• Exercise description
Where the string "icon" appears in a line of the material below, copy that line.

^^^^

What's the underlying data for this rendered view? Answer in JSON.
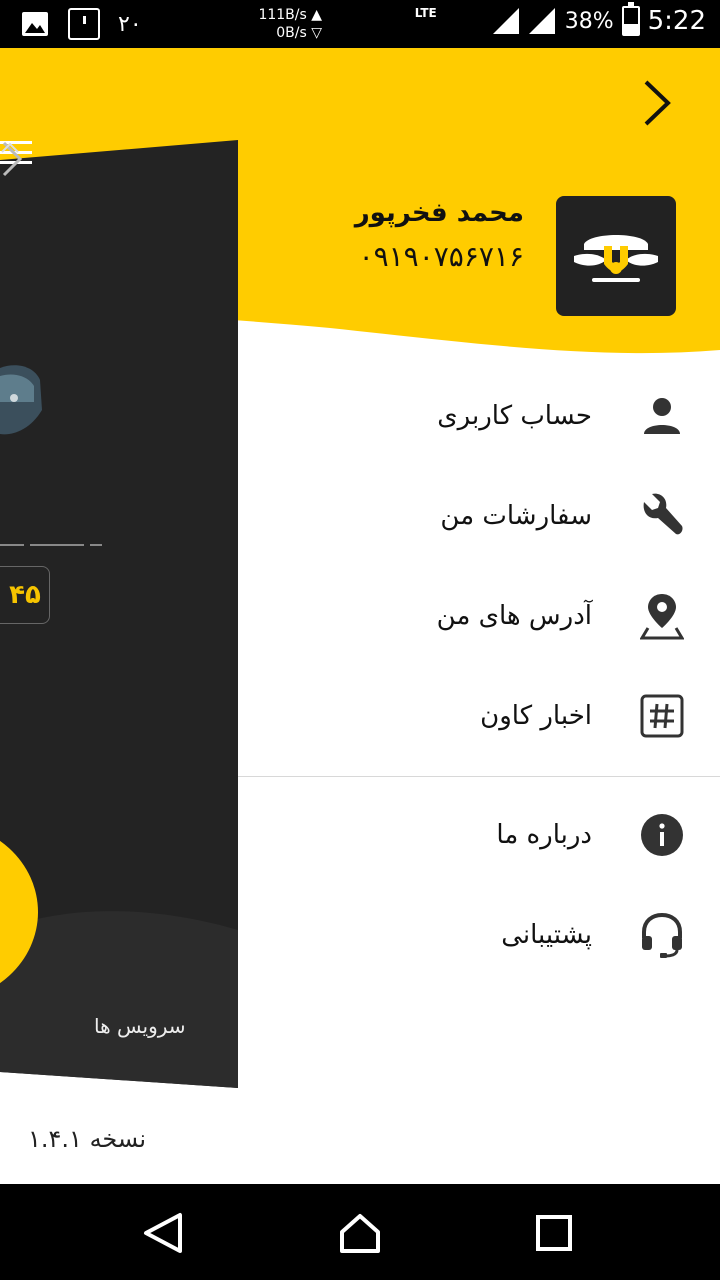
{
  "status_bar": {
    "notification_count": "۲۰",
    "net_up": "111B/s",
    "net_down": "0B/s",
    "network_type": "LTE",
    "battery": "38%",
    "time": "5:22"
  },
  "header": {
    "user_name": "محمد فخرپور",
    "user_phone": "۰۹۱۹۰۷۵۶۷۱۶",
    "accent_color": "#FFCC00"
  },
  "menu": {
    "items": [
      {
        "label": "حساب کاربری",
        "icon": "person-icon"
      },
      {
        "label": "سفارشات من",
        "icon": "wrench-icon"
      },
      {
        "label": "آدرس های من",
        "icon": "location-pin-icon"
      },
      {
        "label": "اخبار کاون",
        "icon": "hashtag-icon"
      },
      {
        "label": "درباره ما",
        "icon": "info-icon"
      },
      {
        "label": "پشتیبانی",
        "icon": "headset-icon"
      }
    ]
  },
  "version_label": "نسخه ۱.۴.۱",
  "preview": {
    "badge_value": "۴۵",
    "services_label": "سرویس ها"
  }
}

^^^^

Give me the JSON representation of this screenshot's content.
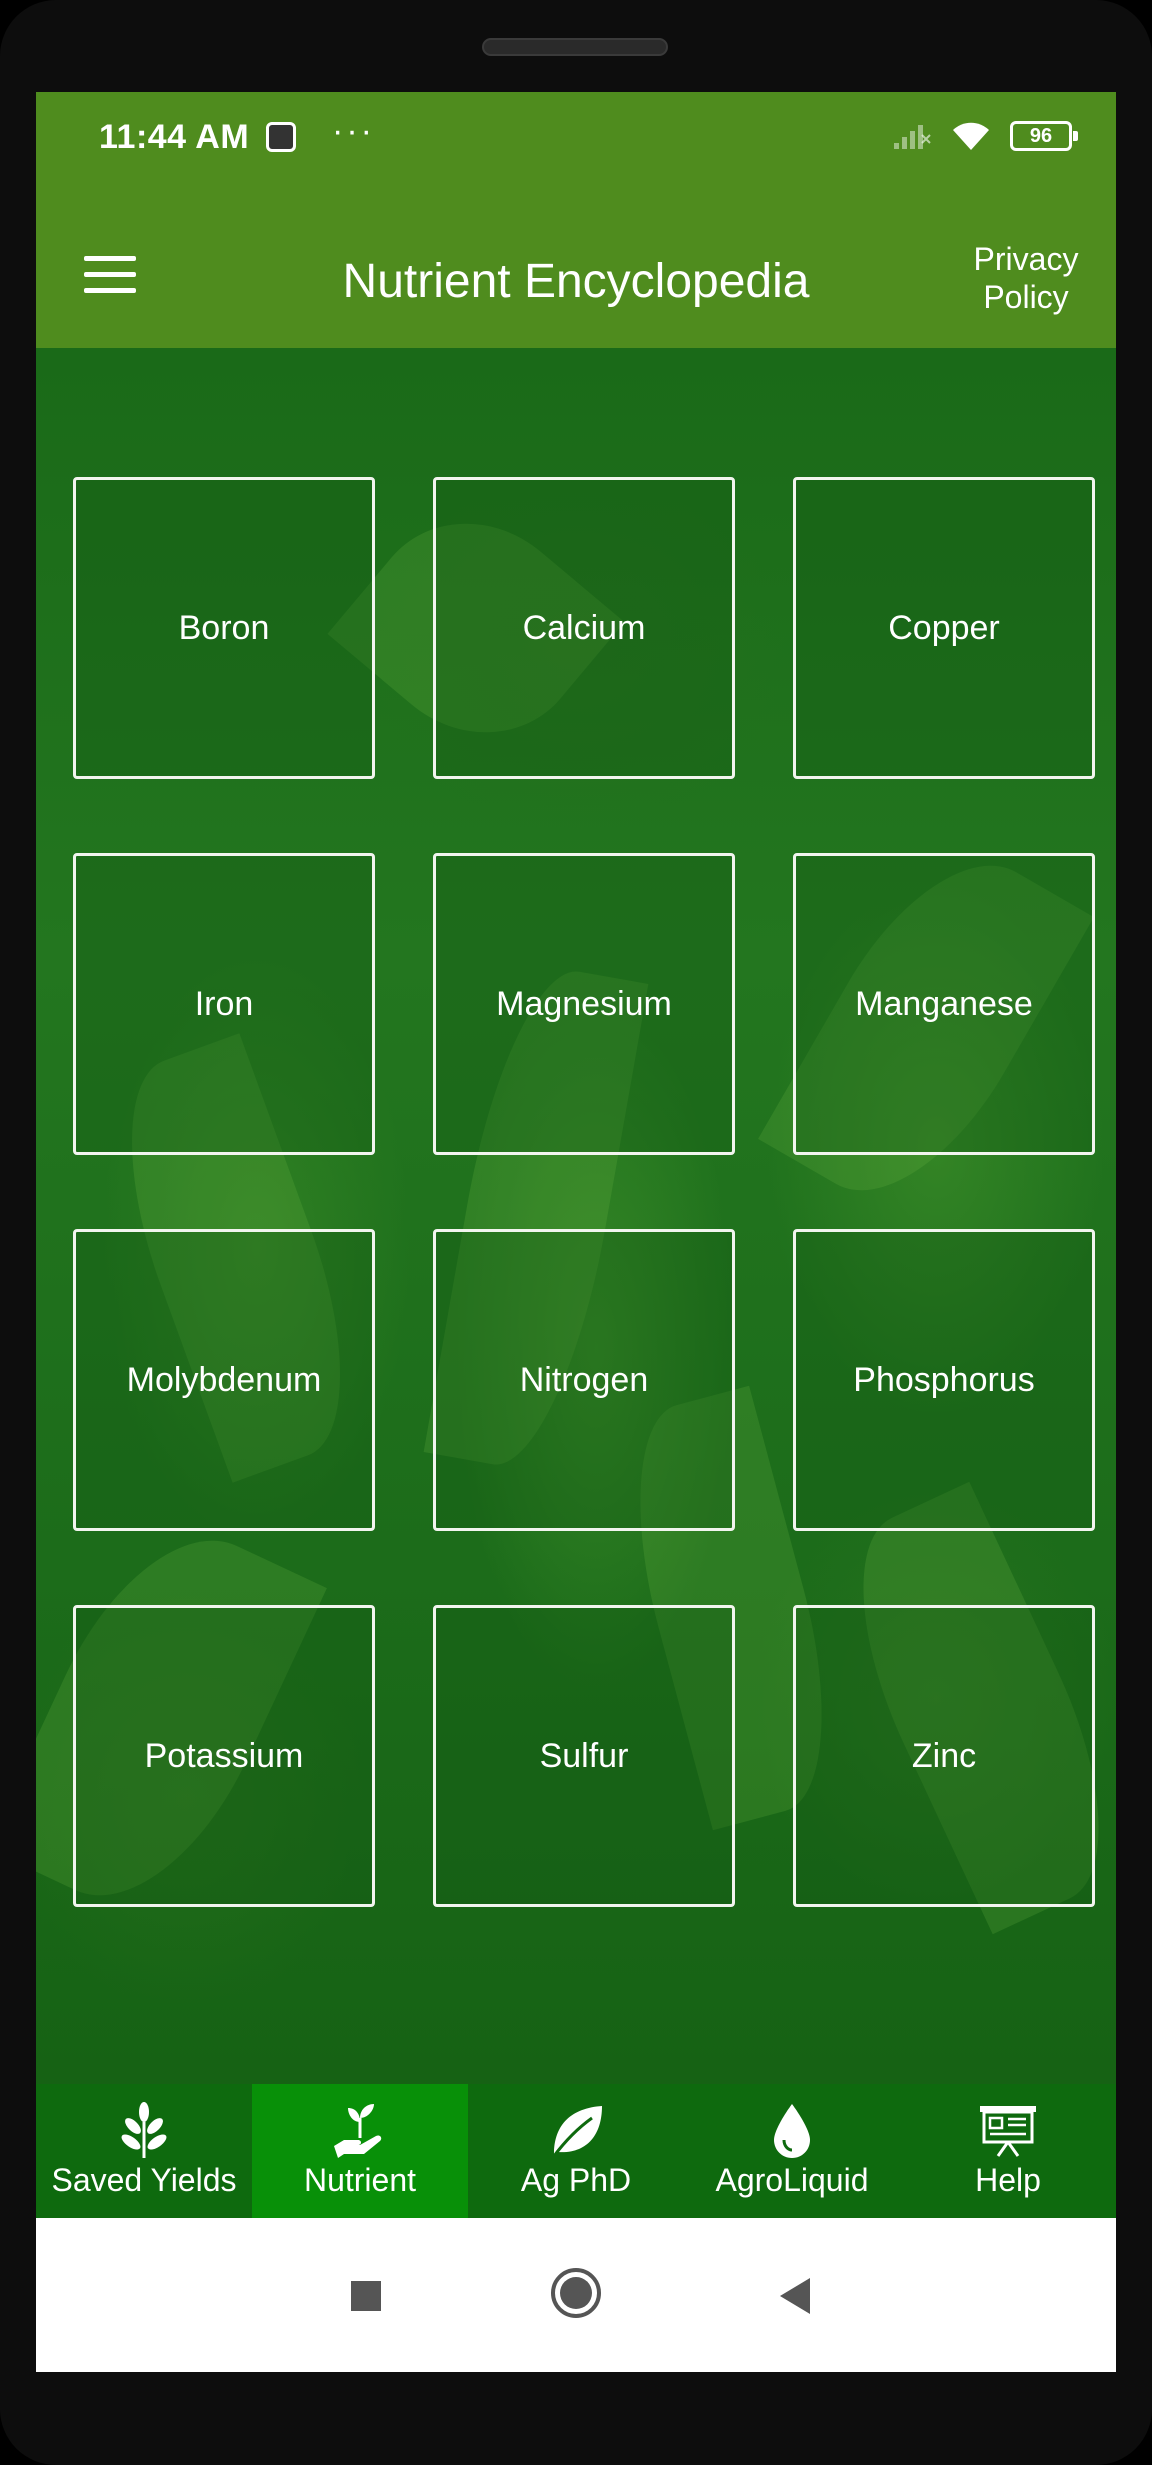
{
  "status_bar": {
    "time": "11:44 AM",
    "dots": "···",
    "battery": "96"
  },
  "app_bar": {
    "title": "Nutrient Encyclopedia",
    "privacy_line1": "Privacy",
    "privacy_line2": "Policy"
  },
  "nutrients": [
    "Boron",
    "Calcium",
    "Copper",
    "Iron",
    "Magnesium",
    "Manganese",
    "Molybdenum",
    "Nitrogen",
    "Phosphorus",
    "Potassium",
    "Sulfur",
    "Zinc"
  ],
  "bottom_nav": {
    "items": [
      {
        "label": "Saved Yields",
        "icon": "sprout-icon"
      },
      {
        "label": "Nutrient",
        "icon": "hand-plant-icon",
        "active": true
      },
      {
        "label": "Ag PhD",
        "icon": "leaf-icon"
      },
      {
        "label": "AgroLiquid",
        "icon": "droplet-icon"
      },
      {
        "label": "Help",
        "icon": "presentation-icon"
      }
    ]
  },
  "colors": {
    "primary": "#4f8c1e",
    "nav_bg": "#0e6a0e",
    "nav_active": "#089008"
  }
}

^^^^

• Task solution
        "icon": "person-icon"
        "icon": "wrench-icon"
        "icon": "location-pin-icon"
        "icon": "hashtag-icon"
        "icon": "info-icon"
        "icon": "headset-icon"
        "icon": "sprout-icon"
        "icon": "hand-plant-icon",
        "icon": "leaf-icon"
        "icon": "droplet-icon"
        "icon": "presentation-icon"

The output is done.